PHOTO: Shark attack survivor slams shark cull
IMAGE: Still can’t multi-task???!
Julia Martin Discusses The Malawian Water Project
A climate change mitigation and adaptation project in Malawi has been funded by the Scottish Government. The Scottish Government through awarded the Voluntary Service Overseas (VSO) a Grant of £485,649.00 for a Climate Change Mitigation and Adaptation Project. The project due to be completed in March 2015, aims to build capacity of Village Natural Resources management Committees on a community level and to enable national civil society organizations to improve resources for climate change at district and local levels.
Water of The World
This creative video created by Sara, is a unique way of raising water awareness. According to Sara the creator;
” Our project began at the Microsoft Partners in Learning Global Forum in Washington, DC in November 2011. It will span the school year with learning and collaboration between the global students.”
This project included students ans teachers from the USA, Brazil, India and KSA.
Water and Sound Experiment
This water and sound experiment by Pj Liguori and Thomas Rawsthorn showcases how water reacts to sound.To see the making of this project visit; http://aquatempus.tumblr.com/.
The next stop on my around the world trek was of course Melbourne.

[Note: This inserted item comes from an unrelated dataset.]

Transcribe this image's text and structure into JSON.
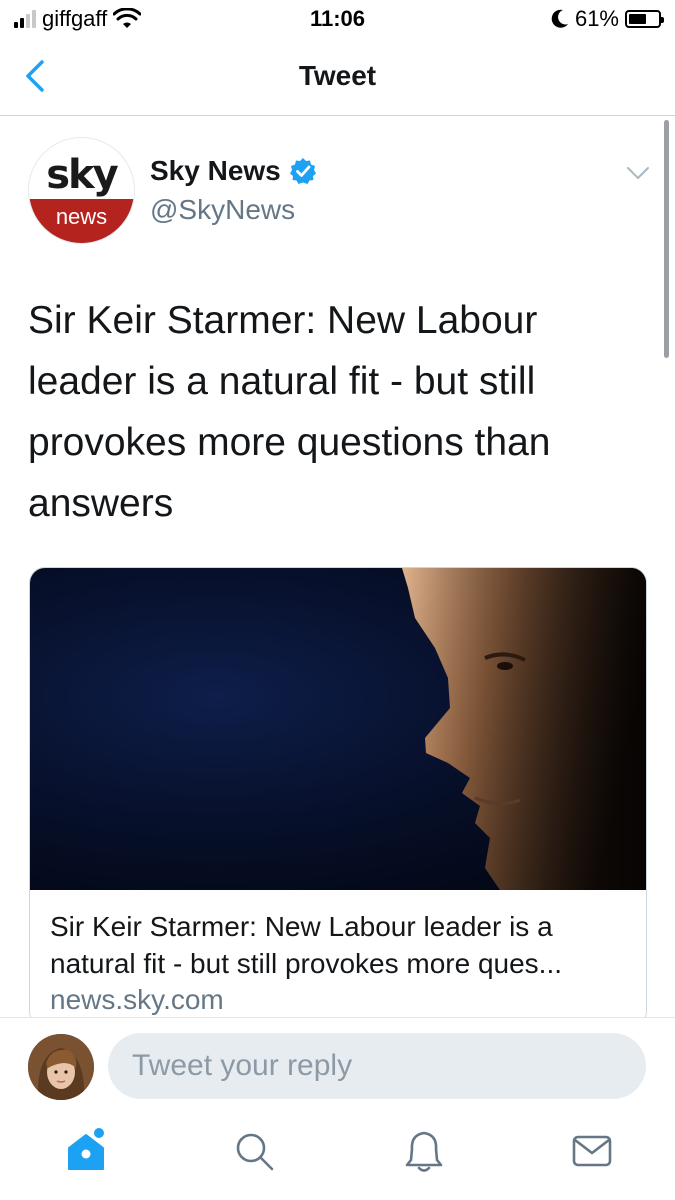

One of the great fascinations I have with Melbourne is Philip Island, mainly due to the penguin parade that I hear so much about. Curious, I went off to be one of the 3,500,000 visitors to the island every year.
When arriving at Philip island I learned that there was a local animal reserve. In great efforts to preserve the local sea and wildlife, the state of Victoria had undertaken a buy back scheme in which all the houses in the local area near the main penguin nesting locations where brought back. This was turned into a national reserve that created a safe haven for the little penguin species. This consists of Swan Lake, Nobbies and the penguin parade reserve.
Swan lake is the only natural fresh water lake on Philip Island and is an important habitat for birds, reptiles and mammals. The reserve conserves this area through weed and pest control, also re-vegetation programs.
Next up, the Nobbies which was one of the main destinations for the penguins after swimming onto the island. The Nobbies has a series of man made and natural nests for the penguins to live in, strategically placed for the eyes of the public. To ensure the penguins safety, the reserve has introduced vermin control to stop ferrel cats and foxes attacking the wildlife. The Nobbies reserve also holds educational talks and tours on the rest of their conservation work with the local community and conservation groups.
Finally it’s the penguin parade reserve itself. This facility provides it’s patrons with a selection of gift and food shops that help pay for the parade which includes seating and special lighting when the penguins arrive after sun set.
Upon the parade starting, the hosts inform us that the parade is a non profit organisation and so all money payed to the park was put back into help with conservation and the study of these amazing creatures. This has resulted in a massive increase of the little penguins. On the night we visited over 1500 penguins ascended the beach to return home.
There are often questions into the effect tourism has on conservation, with a large amount often being seen as detrimental. Thankfully in the case of Phillip Island it can be seen that with strict guild lines put in place it can be a force for good to support conservation efforts. I noted no photography was allowed as the penguins are very sensitive to light and their protection was paramount.
To keep track of my travels my blogs tweet to @merblogogy and you can also follow me @Elliot_Coomber